_ABOUT THIS TASK:_
The entries are to be output once more, word for word.

(Stored items from a collection)
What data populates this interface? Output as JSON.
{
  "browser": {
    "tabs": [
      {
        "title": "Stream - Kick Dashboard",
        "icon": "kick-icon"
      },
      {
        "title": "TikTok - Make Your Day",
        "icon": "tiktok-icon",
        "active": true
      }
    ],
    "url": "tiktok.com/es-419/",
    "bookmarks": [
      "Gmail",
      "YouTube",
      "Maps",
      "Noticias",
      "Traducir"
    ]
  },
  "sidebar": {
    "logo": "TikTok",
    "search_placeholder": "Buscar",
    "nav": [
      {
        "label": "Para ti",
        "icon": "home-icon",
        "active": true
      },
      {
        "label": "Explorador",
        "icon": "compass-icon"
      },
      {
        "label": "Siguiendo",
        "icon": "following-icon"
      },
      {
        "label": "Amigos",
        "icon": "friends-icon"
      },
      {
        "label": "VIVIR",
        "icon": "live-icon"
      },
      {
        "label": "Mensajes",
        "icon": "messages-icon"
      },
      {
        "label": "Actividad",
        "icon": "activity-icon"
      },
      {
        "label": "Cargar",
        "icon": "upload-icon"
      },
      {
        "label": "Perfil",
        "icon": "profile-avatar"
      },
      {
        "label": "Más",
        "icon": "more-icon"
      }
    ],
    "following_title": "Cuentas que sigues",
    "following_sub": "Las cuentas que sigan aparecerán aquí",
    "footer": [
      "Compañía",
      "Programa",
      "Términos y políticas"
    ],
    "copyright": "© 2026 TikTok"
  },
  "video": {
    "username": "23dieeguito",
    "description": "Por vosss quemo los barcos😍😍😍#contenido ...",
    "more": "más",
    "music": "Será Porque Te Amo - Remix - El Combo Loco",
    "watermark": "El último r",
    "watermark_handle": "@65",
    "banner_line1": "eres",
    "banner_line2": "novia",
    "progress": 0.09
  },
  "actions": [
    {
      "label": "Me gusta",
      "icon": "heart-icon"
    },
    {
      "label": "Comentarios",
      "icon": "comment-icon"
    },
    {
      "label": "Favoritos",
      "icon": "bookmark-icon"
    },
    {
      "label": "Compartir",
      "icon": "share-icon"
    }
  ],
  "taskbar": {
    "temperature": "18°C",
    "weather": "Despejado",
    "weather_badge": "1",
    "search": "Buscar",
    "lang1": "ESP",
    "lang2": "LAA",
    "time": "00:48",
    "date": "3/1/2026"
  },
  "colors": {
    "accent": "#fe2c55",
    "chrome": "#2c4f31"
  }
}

_ANSWER FOR THIS EXERCISE:_
What data populates this interface? Output as JSON.
{
  "browser": {
    "tabs": [
      {
        "title": "Stream - Kick Dashboard",
        "icon": "kick-icon"
      },
      {
        "title": "TikTok - Make Your Day",
        "icon": "tiktok-icon",
        "active": true
      }
    ],
    "url": "tiktok.com/es-419/",
    "bookmarks": [
      "Gmail",
      "YouTube",
      "Maps",
      "Noticias",
      "Traducir"
    ]
  },
  "sidebar": {
    "logo": "TikTok",
    "search_placeholder": "Buscar",
    "nav": [
      {
        "label": "Para ti",
        "icon": "home-icon",
        "active": true
      },
      {
        "label": "Explorador",
        "icon": "compass-icon"
      },
      {
        "label": "Siguiendo",
        "icon": "following-icon"
      },
      {
        "label": "Amigos",
        "icon": "friends-icon"
      },
      {
        "label": "VIVIR",
        "icon": "live-icon"
      },
      {
        "label": "Mensajes",
        "icon": "messages-icon"
      },
      {
        "label": "Actividad",
        "icon": "activity-icon"
      },
      {
        "label": "Cargar",
        "icon": "upload-icon"
      },
      {
        "label": "Perfil",
        "icon": "profile-avatar"
      },
      {
        "label": "Más",
        "icon": "more-icon"
      }
    ],
    "following_title": "Cuentas que sigues",
    "following_sub": "Las cuentas que sigan aparecerán aquí",
    "footer": [
      "Compañía",
      "Programa",
      "Términos y políticas"
    ],
    "copyright": "© 2026 TikTok"
  },
  "video": {
    "username": "23dieeguito",
    "description": "Por vosss quemo los barcos😍😍😍#contenido ...",
    "more": "más",
    "music": "Será Porque Te Amo - Remix - El Combo Loco",
    "watermark": "El último r",
    "watermark_handle": "@65",
    "banner_line1": "eres",
    "banner_line2": "novia",
    "progress": 0.09
  },
  "actions": [
    {
      "label": "Me gusta",
      "icon": "heart-icon"
    },
    {
      "label": "Comentarios",
      "icon": "comment-icon"
    },
    {
      "label": "Favoritos",
      "icon": "bookmark-icon"
    },
    {
      "label": "Compartir",
      "icon": "share-icon"
    }
  ],
  "taskbar": {
    "temperature": "18°C",
    "weather": "Despejado",
    "weather_badge": "1",
    "search": "Buscar",
    "lang1": "ESP",
    "lang2": "LAA",
    "time": "00:48",
    "date": "3/1/2026"
  },
  "colors": {
    "accent": "#fe2c55",
    "chrome": "#2c4f31"
  }
}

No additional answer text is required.